'''
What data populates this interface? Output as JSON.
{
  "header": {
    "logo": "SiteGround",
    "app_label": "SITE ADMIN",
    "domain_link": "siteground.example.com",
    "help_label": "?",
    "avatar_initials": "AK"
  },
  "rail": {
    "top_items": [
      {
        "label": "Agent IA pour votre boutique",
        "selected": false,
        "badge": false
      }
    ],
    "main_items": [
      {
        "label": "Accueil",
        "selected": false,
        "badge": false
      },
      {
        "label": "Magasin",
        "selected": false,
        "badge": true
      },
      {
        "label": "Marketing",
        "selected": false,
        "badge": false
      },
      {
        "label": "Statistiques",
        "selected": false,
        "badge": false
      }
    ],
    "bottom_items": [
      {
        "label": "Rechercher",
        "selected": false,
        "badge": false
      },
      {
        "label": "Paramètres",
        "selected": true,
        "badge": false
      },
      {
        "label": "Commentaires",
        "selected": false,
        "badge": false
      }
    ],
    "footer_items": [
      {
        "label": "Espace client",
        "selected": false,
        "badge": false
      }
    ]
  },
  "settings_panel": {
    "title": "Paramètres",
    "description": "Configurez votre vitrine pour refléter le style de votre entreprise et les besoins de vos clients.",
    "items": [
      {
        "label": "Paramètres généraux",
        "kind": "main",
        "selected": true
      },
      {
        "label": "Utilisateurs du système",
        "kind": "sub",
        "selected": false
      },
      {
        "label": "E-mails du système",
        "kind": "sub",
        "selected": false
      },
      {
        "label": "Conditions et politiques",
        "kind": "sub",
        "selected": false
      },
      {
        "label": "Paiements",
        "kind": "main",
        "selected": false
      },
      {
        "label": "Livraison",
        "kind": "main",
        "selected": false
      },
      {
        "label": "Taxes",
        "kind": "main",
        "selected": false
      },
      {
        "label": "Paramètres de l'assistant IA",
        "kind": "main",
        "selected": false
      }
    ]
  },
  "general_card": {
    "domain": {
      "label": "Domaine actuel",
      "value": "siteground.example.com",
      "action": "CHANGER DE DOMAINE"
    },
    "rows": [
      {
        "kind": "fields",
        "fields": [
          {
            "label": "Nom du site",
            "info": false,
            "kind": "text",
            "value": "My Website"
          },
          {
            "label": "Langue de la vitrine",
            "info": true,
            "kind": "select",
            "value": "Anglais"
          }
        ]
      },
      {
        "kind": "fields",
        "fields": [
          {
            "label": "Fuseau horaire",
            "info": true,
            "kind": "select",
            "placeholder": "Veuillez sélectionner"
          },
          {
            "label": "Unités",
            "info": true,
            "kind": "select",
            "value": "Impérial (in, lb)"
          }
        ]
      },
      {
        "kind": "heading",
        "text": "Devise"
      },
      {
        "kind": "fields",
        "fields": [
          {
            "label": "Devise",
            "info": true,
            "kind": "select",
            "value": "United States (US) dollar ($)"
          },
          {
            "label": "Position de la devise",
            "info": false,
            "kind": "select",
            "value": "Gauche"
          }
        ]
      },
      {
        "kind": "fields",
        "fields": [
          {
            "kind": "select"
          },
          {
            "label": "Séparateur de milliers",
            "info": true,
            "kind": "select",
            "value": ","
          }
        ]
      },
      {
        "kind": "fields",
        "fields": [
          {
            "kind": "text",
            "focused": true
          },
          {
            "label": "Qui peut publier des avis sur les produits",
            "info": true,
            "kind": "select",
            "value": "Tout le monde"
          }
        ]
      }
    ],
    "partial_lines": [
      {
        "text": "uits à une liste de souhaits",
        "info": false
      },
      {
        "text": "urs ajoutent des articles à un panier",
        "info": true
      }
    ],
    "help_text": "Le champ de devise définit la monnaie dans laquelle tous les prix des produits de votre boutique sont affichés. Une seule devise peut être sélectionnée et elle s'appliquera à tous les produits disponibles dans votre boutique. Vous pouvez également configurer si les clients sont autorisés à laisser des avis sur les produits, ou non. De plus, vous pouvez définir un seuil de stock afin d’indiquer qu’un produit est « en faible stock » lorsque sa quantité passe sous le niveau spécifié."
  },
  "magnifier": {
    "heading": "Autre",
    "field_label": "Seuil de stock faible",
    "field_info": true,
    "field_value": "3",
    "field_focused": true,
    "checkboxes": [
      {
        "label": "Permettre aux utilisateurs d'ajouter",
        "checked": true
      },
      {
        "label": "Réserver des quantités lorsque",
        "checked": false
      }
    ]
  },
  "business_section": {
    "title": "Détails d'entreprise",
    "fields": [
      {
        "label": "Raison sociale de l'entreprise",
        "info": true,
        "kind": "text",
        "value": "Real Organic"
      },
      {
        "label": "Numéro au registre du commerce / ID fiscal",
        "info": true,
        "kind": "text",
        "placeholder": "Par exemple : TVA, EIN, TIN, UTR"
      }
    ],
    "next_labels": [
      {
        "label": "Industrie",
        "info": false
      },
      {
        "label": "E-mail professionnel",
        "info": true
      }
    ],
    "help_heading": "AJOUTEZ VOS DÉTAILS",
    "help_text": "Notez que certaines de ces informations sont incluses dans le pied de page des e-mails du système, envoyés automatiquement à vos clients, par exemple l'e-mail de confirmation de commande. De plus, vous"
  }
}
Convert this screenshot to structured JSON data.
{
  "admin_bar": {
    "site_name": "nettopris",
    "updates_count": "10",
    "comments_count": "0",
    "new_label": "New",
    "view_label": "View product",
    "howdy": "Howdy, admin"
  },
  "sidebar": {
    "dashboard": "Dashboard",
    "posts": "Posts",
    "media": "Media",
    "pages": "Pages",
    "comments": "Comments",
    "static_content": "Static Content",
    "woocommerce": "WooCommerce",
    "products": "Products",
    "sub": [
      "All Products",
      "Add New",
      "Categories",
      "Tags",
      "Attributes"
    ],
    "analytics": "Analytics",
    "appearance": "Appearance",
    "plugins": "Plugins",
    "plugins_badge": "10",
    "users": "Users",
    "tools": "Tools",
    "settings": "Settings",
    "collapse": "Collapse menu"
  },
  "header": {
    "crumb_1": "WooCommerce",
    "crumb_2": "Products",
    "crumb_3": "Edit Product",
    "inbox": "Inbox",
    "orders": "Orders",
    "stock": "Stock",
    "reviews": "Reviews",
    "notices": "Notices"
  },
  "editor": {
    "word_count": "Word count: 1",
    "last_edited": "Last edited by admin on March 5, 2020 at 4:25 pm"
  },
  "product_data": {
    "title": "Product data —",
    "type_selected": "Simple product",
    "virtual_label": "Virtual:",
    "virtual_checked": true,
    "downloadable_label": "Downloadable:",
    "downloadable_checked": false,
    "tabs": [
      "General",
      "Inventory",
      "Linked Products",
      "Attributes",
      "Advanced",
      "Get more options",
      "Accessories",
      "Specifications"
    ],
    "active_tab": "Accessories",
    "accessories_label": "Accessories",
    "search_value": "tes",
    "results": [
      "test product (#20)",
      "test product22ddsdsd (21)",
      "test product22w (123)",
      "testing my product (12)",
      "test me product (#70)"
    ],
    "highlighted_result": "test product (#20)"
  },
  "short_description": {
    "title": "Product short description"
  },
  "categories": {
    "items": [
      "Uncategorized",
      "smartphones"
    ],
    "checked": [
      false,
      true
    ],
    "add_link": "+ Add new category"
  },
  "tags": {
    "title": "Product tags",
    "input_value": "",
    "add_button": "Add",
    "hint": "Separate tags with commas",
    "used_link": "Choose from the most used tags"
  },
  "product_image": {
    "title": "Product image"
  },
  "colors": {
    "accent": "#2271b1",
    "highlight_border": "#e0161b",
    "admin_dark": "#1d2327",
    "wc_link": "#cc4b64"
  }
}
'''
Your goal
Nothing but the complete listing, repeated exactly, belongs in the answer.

Output for this exercise
What data populates this interface? Output as JSON.
{
  "header": {
    "logo": "SiteGround",
    "app_label": "SITE ADMIN",
    "domain_link": "siteground.example.com",
    "help_label": "?",
    "avatar_initials": "AK"
  },
  "rail": {
    "top_items": [
      {
        "label": "Agent IA pour votre boutique",
        "selected": false,
        "badge": false
      }
    ],
    "main_items": [
      {
        "label": "Accueil",
        "selected": false,
        "badge": false
      },
      {
        "label": "Magasin",
        "selected": false,
        "badge": true
      },
      {
        "label": "Marketing",
        "selected": false,
        "badge": false
      },
      {
        "label": "Statistiques",
        "selected": false,
        "badge": false
      }
    ],
    "bottom_items": [
      {
        "label": "Rechercher",
        "selected": false,
        "badge": false
      },
      {
        "label": "Paramètres",
        "selected": true,
        "badge": false
      },
      {
        "label": "Commentaires",
        "selected": false,
        "badge": false
      }
    ],
    "footer_items": [
      {
        "label": "Espace client",
        "selected": false,
        "badge": false
      }
    ]
  },
  "settings_panel": {
    "title": "Paramètres",
    "description": "Configurez votre vitrine pour refléter le style de votre entreprise et les besoins de vos clients.",
    "items": [
      {
        "label": "Paramètres généraux",
        "kind": "main",
        "selected": true
      },
      {
        "label": "Utilisateurs du système",
        "kind": "sub",
        "selected": false
      },
      {
        "label": "E-mails du système",
        "kind": "sub",
        "selected": false
      },
      {
        "label": "Conditions et politiques",
        "kind": "sub",
        "selected": false
      },
      {
        "label": "Paiements",
        "kind": "main",
        "selected": false
      },
      {
        "label": "Livraison",
        "kind": "main",
        "selected": false
      },
      {
        "label": "Taxes",
        "kind": "main",
        "selected": false
      },
      {
        "label": "Paramètres de l'assistant IA",
        "kind": "main",
        "selected": false
      }
    ]
  },
  "general_card": {
    "domain": {
      "label": "Domaine actuel",
      "value": "siteground.example.com",
      "action": "CHANGER DE DOMAINE"
    },
    "rows": [
      {
        "kind": "fields",
        "fields": [
          {
            "label": "Nom du site",
            "info": false,
            "kind": "text",
            "value": "My Website"
          },
          {
            "label": "Langue de la vitrine",
            "info": true,
            "kind": "select",
            "value": "Anglais"
          }
        ]
      },
      {
        "kind": "fields",
        "fields": [
          {
            "label": "Fuseau horaire",
            "info": true,
            "kind": "select",
            "placeholder": "Veuillez sélectionner"
          },
          {
            "label": "Unités",
            "info": true,
            "kind": "select",
            "value": "Impérial (in, lb)"
          }
        ]
      },
      {
        "kind": "heading",
        "text": "Devise"
      },
      {
        "kind": "fields",
        "fields": [
          {
            "label": "Devise",
            "info": true,
            "kind": "select",
            "value": "United States (US) dollar ($)"
          },
          {
            "label": "Position de la devise",
            "info": false,
            "kind": "select",
            "value": "Gauche"
          }
        ]
      },
      {
        "kind": "fields",
        "fields": [
          {
            "kind": "select"
          },
          {
            "label": "Séparateur de milliers",
            "info": true,
            "kind": "select",
            "value": ","
          }
        ]
      },
      {
        "kind": "fields",
        "fields": [
          {
            "kind": "text",
            "focused": true
          },
          {
            "label": "Qui peut publier des avis sur les produits",
            "info": true,
            "kind": "select",
            "value": "Tout le monde"
          }
        ]
      }
    ],
    "partial_lines": [
      {
        "text": "uits à une liste de souhaits",
        "info": false
      },
      {
        "text": "urs ajoutent des articles à un panier",
        "info": true
      }
    ],
    "help_text": "Le champ de devise définit la monnaie dans laquelle tous les prix des produits de votre boutique sont affichés. Une seule devise peut être sélectionnée et elle s'appliquera à tous les produits disponibles dans votre boutique. Vous pouvez également configurer si les clients sont autorisés à laisser des avis sur les produits, ou non. De plus, vous pouvez définir un seuil de stock afin d’indiquer qu’un produit est « en faible stock » lorsque sa quantité passe sous le niveau spécifié."
  },
  "magnifier": {
    "heading": "Autre",
    "field_label": "Seuil de stock faible",
    "field_info": true,
    "field_value": "3",
    "field_focused": true,
    "checkboxes": [
      {
        "label": "Permettre aux utilisateurs d'ajouter",
        "checked": true
      },
      {
        "label": "Réserver des quantités lorsque",
        "checked": false
      }
    ]
  },
  "business_section": {
    "title": "Détails d'entreprise",
    "fields": [
      {
        "label": "Raison sociale de l'entreprise",
        "info": true,
        "kind": "text",
        "value": "Real Organic"
      },
      {
        "label": "Numéro au registre du commerce / ID fiscal",
        "info": true,
        "kind": "text",
        "placeholder": "Par exemple : TVA, EIN, TIN, UTR"
      }
    ],
    "next_labels": [
      {
        "label": "Industrie",
        "info": false
      },
      {
        "label": "E-mail professionnel",
        "info": true
      }
    ],
    "help_heading": "AJOUTEZ VOS DÉTAILS",
    "help_text": "Notez que certaines de ces informations sont incluses dans le pied de page des e-mails du système, envoyés automatiquement à vos clients, par exemple l'e-mail de confirmation de commande. De plus, vous"
  }
}
Convert this screenshot to structured JSON data.
{
  "admin_bar": {
    "site_name": "nettopris",
    "updates_count": "10",
    "comments_count": "0",
    "new_label": "New",
    "view_label": "View product",
    "howdy": "Howdy, admin"
  },
  "sidebar": {
    "dashboard": "Dashboard",
    "posts": "Posts",
    "media": "Media",
    "pages": "Pages",
    "comments": "Comments",
    "static_content": "Static Content",
    "woocommerce": "WooCommerce",
    "products": "Products",
    "sub": [
      "All Products",
      "Add New",
      "Categories",
      "Tags",
      "Attributes"
    ],
    "analytics": "Analytics",
    "appearance": "Appearance",
    "plugins": "Plugins",
    "plugins_badge": "10",
    "users": "Users",
    "tools": "Tools",
    "settings": "Settings",
    "collapse": "Collapse menu"
  },
  "header": {
    "crumb_1": "WooCommerce",
    "crumb_2": "Products",
    "crumb_3": "Edit Product",
    "inbox": "Inbox",
    "orders": "Orders",
    "stock": "Stock",
    "reviews": "Reviews",
    "notices": "Notices"
  },
  "editor": {
    "word_count": "Word count: 1",
    "last_edited": "Last edited by admin on March 5, 2020 at 4:25 pm"
  },
  "product_data": {
    "title": "Product data —",
    "type_selected": "Simple product",
    "virtual_label": "Virtual:",
    "virtual_checked": true,
    "downloadable_label": "Downloadable:",
    "downloadable_checked": false,
    "tabs": [
      "General",
      "Inventory",
      "Linked Products",
      "Attributes",
      "Advanced",
      "Get more options",
      "Accessories",
      "Specifications"
    ],
    "active_tab": "Accessories",
    "accessories_label": "Accessories",
    "search_value": "tes",
    "results": [
      "test product (#20)",
      "test product22ddsdsd (21)",
      "test product22w (123)",
      "testing my product (12)",
      "test me product (#70)"
    ],
    "highlighted_result": "test product (#20)"
  },
  "short_description": {
    "title": "Product short description"
  },
  "categories": {
    "items": [
      "Uncategorized",
      "smartphones"
    ],
    "checked": [
      false,
      true
    ],
    "add_link": "+ Add new category"
  },
  "tags": {
    "title": "Product tags",
    "input_value": "",
    "add_button": "Add",
    "hint": "Separate tags with commas",
    "used_link": "Choose from the most used tags"
  },
  "product_image": {
    "title": "Product image"
  },
  "colors": {
    "accent": "#2271b1",
    "highlight_border": "#e0161b",
    "admin_dark": "#1d2327",
    "wc_link": "#cc4b64"
  }
}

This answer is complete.